that is the style of knives.



Like bullet and clock,

this adverse blade

quickens the senses

of all that hold it,


is capable of waking alike

all objects that lie around,

in such a way that even liquids

are graced with bone.


All that was vague, all flimsy

matter and materials, for one

who’s gone under the knife

is endowed with nerves and edges.


Every thing around

is more full of life, imbued

with the clarity of a needle,

the presence of a wasp.


The cutting edge of all things

that are is now laid bare

and those, like wax,

that appear obtuse


are stripped now

of the callouses of routine

and set about their work,

all their jutting vertices alive.


And, amongst so many other

already sleepless things,

someone cut by a knife

and borrowing its cut,


victim of the blade and

its so frigid jet, roams,

lucid and awake, pitting

edge against edge.




Back from that knife,

friendly or enemy,

that best condenses a man

the more it chews him up;


back from that knife

so clandestine in bearing

it should be carried in

concealment like a skeleton;


back from the image lingered

longest over, of the blade,

which is, most certainly,

sharpest of all.


So now, back from the knife,

another image looms,

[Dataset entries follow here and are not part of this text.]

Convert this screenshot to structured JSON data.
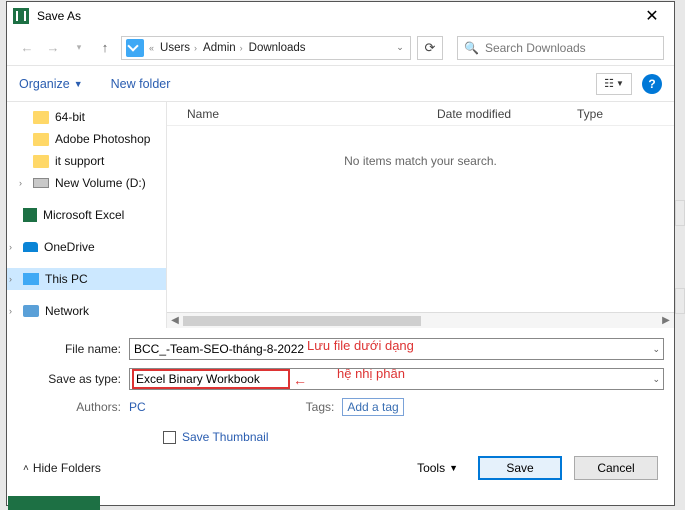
{
  "title": "Save As",
  "breadcrumb": [
    "Users",
    "Admin",
    "Downloads"
  ],
  "search_placeholder": "Search Downloads",
  "toolbar": {
    "organize": "Organize",
    "newfolder": "New folder"
  },
  "tree": {
    "items": [
      {
        "label": "64-bit",
        "icon": "folder"
      },
      {
        "label": "Adobe Photoshop",
        "icon": "folder"
      },
      {
        "label": "it support",
        "icon": "folder"
      },
      {
        "label": "New Volume (D:)",
        "icon": "drive"
      },
      {
        "label": "Microsoft Excel",
        "icon": "excel"
      },
      {
        "label": "OneDrive",
        "icon": "onedrive"
      },
      {
        "label": "This PC",
        "icon": "pc",
        "selected": true
      },
      {
        "label": "Network",
        "icon": "network"
      }
    ]
  },
  "columns": {
    "name": "Name",
    "date": "Date modified",
    "type": "Type"
  },
  "empty_msg": "No items match your search.",
  "file_name_label": "File name:",
  "file_name_value": "BCC_-Team-SEO-tháng-8-2022",
  "save_type_label": "Save as type:",
  "save_type_value": "Excel Binary Workbook",
  "authors_label": "Authors:",
  "authors_value": "PC",
  "tags_label": "Tags:",
  "tags_value": "Add a tag",
  "save_thumb": "Save Thumbnail",
  "hide_folders": "Hide Folders",
  "tools": "Tools",
  "save": "Save",
  "cancel": "Cancel",
  "annot1": "Lưu file dưới dạng",
  "annot2": "hệ nhị phân"
}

that of a clock pricking

away beneath the flesh;


and thereupon another,

the first, of a bullet,

that is so coarse-toothed

yet bites so hard;


and thence to the recollection

such images bedeck,

so much more powerful

than the power of language itself;


and, eventually, to the

presence of raw reality

that engendered the memory

and engenders it still;


and, last of all, reality itself,

raw and so violent that

in struggling to grasp it,

every image comes to grief.